Rix also became serious about songwriting and began co-writing. He and Randy Davis penned a song that was cut by America Idol alum Melinda Doolittle called “I Believe in Love” and it became a signature song for her.
In 2016, Rix started playing banjo as a way to jumpstart the creative juices as a singer/songwriter. As a 20-year guitarist, he started “noodling” around on the banjo and took lessons off of YouTube. It was a little harder than expected but he figured it out and came up with his own unique style of playing. He used an old technique called frailing.
“That’s the original way a banjo was played. It wasn’t finger-picked, it was frailed,” he explains.
He has since been endorsed by the Banjo manufacturer, Recording King.

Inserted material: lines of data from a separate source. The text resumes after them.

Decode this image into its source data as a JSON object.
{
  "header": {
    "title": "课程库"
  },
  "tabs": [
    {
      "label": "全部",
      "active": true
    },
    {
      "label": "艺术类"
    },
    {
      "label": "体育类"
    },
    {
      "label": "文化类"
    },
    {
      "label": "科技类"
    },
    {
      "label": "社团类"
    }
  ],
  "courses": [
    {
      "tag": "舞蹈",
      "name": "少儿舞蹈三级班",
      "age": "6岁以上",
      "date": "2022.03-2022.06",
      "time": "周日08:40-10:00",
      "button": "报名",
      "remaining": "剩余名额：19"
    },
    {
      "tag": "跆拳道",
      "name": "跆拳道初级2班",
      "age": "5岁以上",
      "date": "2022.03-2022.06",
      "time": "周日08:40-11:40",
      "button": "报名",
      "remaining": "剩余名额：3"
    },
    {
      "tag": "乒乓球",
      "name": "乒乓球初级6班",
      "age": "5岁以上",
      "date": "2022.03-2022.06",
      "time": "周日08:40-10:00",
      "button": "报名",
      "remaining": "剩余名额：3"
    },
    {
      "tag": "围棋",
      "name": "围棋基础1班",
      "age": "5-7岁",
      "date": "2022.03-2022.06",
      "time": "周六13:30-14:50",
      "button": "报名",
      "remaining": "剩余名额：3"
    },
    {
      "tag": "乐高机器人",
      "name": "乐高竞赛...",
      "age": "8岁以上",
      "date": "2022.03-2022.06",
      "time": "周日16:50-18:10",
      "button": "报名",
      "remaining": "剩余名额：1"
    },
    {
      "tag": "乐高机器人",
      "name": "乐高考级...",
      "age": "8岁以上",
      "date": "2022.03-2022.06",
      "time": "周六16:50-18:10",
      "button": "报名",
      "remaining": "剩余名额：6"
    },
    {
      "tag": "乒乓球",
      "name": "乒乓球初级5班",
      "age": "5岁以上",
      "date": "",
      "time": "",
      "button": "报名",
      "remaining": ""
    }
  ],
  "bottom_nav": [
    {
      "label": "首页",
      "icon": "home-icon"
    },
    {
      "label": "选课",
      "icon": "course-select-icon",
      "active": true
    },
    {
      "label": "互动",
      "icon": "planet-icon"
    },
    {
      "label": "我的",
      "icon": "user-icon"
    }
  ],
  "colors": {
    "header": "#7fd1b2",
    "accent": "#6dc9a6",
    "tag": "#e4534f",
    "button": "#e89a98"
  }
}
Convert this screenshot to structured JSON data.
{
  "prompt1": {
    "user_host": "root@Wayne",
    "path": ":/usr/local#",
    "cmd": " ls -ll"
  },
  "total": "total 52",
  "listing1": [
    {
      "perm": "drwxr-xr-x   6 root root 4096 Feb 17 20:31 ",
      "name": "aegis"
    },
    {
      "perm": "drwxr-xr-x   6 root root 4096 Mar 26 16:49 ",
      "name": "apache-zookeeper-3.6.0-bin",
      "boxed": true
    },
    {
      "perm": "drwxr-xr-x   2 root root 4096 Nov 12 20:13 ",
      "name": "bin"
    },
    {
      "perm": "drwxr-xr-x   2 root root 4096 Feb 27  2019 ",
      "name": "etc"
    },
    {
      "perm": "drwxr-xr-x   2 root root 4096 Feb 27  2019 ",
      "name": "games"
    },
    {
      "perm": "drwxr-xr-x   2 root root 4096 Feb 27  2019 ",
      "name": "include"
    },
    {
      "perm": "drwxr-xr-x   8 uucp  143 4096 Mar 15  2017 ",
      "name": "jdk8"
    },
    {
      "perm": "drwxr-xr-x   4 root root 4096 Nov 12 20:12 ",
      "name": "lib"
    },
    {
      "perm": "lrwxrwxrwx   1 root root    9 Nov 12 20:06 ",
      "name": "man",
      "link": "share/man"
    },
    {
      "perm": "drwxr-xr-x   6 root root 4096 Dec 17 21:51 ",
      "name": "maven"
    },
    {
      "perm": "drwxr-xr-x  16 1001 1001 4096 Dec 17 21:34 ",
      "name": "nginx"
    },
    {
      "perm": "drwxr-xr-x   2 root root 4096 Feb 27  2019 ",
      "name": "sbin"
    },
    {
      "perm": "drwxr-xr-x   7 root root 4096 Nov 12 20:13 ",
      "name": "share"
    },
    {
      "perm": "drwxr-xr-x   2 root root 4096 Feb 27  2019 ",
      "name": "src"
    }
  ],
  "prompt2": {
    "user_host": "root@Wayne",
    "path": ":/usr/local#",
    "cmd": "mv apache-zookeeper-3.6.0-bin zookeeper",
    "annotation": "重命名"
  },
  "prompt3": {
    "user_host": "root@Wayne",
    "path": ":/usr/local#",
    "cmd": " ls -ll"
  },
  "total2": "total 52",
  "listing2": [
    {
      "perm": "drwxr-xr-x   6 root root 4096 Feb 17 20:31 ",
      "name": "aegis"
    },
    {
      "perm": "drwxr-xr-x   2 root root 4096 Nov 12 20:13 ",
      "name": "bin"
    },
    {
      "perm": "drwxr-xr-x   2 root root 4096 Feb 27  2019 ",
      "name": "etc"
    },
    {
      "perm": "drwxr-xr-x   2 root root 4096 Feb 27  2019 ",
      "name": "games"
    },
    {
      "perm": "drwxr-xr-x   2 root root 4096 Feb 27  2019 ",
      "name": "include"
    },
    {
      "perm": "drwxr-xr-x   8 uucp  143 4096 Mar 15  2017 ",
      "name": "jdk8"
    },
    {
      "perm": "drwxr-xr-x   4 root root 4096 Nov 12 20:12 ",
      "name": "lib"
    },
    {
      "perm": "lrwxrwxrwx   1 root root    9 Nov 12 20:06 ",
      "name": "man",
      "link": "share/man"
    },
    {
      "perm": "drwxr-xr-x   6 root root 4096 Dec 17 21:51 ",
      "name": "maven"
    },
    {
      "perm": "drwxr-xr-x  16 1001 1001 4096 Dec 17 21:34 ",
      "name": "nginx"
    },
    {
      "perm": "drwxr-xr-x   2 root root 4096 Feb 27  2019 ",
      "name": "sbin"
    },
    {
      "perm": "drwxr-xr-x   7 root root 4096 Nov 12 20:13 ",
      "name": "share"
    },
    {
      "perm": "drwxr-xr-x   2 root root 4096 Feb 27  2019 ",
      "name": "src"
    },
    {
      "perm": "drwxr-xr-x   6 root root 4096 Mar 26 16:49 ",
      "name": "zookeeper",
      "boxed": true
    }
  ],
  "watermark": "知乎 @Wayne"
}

In August 2018, Michael put himself on the industry map, by placing as a top-10 finalist in NashNext, a national country talent competition hosted by Big Machine, WKDF Nash Icon 95.5 FM, and Guitar Center. As a result, he performed at the Pilgrimage Festival Franklin, Tennessee opening for Lilly Hyatt, and has since opened for many artists, including actor/artist John Schneider (of Dukes of Hazard fame), Tyler Perry’s The Haves and the Have Nots, and most recently Ashley McBryde.
Rix has secured representation with Extreme Reach and the Hurd Agency, appearing in several TV shows and commercials, including the popular ABC/CMT series “Nashville,” CMT’s “Still the King” starring Billy Ray Cyrus and featuring Rix in a principal role opposite Lin Shaye. He has also appeared in several commercials, including the Pepsi Summer/Nintendo Switch campaign within the 2017 CMT Awards—the official launch of the gaming console, and most recently, Bank of America’s commercial for the award-winning PBS documentary series “Country Music” by Ken Burns.
In 2020 Rix released the song, “Fighting for Their Day” in honor of the Black Union Soldier Statue (USCT) that was unveiled, on October 23, 2020. The statue commemorates the African American experience before, during, and after the civil war in Franklin, Tennessee. The song honors the freed slaves that served in the Union Army’s USCT regiments. He hopes the song will promote racial healing.
Currently, Rix hosts his own series every Saturday at Nashville’s famed singer/songwriter music, The Local. He has signed with 40 West Entertainment’s Roger Hodges for management and is working in the studio on a new EP with producers Ryan Rossebo and Eric Torres. He recently released the single “Sugar Girl” on YouTube and if that song is any indicator, you are going to want to download/stream the whole EP when it comes out the week of June 1, 2022.
Rix has penned a book about his experience of growing up in a cult called, “From Cult to Country” and it can be purchased on Amazon.
Regarding his book, he states, “It’s all about taking things that should have stopped you and should have hurt you and ended you, and with the help of God and songwriting and great music and counseling, I was able to get through it.”
Additionally, the singer/songwriter also works with a non-profit group called Map International which sends medicines and health supplies like antibiotics, oral rehydration solutions, wound care dressings, surgical supplies, and more to those in need who cannot obtain them on their own.